Yesterday some of our team went to visit their foster kids and the rest of us went up to work on the house. They dropped us off up in the middle of nowhere and said that they would be back in a couple of hours. We made more bricks, carried the dry ones from one spot to another, (they weigh about 25 lbs each), and helped pass globs of mud to the guys finishing the base. We had our usual crowd of onlookers watching everything we did. I think they are impressed with the fact that the Ďmzunguí women can work. Everyone is dressed in complete rags; the clothes all look the same colour because everything is so dirty. Michelle, you were asking what kind of toys the kids play with, they donít have toys or really any possessions at all. If you look in their mud huts, all there is, is some basic cooking items, maybe some grain or something and some rags or a piece of plastic or something for a bed. Itís really awkward when you want a drink because no one else has one so you feel bad drinking anything on front of them. Also every time you pick up a water bottle, there is a crowd of kids asking for the empty bottle, they are a real hot commodity here. After spending quite some time up there, we decided that there must be a problem with the vehicle or something so we decided to start walking back. We looked like the pied piper walking a long with a crowd of children following us. We received a lot of surprised looks along the way. We eventually got picked up by another vehicle that was a lot more comfortable that the junky one we usually ride in.
On the way home we stopped at another home for another foster visit. While some of the team was with that family the rest of us stayed by the road and the vehicle. The usual crowd of children began to form. We had handed out some suckers but the kids started to get out of control so we motioned for them all to crowd into an area on front of us and sang them a song. We motioned for them to sing us one and then we took turns singing songs until everyone else came back to the vehicle. We had a hard time thinking of songs so we resorted to Christmas carols. They thought it was great and didnít notice how bad we were.
The children here are always so excited and enthusiastic about everything we do with them. They are so amazing...they have so little, many of their stomachs are prutruding out from malnutrition and yet here they are, smiling from ear to ear and dancing while we sing Jingle Bells.

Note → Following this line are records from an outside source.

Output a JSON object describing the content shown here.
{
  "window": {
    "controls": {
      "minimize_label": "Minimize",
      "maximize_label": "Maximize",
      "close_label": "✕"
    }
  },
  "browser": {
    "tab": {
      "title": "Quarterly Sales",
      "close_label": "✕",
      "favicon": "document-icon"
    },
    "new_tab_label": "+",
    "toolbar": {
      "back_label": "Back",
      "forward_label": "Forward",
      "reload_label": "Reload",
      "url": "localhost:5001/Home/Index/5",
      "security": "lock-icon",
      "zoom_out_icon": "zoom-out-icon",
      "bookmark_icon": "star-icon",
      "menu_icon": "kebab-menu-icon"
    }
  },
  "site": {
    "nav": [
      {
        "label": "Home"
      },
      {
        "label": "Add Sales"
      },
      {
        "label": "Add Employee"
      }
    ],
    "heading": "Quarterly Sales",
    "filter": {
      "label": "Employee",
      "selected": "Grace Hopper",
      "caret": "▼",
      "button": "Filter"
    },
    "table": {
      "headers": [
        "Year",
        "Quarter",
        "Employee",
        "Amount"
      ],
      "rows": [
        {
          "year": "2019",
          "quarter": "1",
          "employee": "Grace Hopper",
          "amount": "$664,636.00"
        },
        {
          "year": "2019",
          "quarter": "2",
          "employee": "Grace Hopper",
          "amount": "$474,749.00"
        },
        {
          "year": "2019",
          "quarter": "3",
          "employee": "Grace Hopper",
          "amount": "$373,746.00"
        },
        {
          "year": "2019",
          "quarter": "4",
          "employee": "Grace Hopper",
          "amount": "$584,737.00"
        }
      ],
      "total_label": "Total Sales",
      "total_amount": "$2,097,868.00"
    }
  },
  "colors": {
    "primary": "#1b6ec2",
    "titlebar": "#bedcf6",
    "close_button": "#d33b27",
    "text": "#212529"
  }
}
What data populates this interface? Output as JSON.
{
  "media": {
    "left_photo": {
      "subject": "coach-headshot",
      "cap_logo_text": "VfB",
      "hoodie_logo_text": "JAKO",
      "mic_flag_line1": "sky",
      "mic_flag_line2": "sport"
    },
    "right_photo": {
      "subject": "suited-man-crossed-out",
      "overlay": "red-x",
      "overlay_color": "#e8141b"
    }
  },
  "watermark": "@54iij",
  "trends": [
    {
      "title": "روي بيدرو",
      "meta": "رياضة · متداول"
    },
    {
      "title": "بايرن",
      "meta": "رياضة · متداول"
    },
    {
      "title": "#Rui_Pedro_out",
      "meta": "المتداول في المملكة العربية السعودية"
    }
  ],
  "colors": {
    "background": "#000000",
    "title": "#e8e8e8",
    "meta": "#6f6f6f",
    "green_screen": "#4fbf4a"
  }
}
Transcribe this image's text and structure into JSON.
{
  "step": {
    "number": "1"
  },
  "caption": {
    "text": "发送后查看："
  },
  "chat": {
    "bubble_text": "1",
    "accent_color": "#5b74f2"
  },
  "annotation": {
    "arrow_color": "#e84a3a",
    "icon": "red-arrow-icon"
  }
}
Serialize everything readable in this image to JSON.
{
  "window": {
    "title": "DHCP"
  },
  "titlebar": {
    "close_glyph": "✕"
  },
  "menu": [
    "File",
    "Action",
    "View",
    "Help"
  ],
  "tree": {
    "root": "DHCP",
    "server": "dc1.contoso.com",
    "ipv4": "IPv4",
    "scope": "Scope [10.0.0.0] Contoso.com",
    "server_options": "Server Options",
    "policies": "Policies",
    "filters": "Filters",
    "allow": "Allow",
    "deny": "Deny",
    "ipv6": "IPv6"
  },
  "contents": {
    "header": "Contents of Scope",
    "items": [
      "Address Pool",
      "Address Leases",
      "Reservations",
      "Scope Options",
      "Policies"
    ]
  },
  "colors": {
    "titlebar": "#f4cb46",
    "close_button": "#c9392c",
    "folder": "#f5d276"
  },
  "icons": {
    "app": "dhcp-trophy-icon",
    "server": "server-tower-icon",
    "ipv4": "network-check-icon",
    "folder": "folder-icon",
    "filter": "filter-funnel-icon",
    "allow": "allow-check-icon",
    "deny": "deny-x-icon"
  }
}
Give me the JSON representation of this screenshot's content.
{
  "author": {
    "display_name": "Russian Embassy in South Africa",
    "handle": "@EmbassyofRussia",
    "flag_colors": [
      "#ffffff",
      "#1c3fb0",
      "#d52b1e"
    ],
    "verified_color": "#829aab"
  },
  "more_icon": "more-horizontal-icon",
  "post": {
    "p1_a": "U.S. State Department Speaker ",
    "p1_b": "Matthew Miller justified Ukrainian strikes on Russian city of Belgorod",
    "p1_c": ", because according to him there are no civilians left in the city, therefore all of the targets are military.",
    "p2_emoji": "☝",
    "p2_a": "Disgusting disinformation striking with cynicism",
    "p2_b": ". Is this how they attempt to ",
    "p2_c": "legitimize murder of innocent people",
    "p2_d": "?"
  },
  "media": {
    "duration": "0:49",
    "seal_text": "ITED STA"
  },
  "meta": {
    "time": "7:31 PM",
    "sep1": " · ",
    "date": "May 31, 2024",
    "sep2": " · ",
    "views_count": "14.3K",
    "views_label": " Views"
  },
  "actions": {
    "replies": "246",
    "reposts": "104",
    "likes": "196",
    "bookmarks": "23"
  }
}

i just realoized how late it is....gotta got...we are getting picked up soon....I'll try and write tonight...

Kwa heri,

Brenda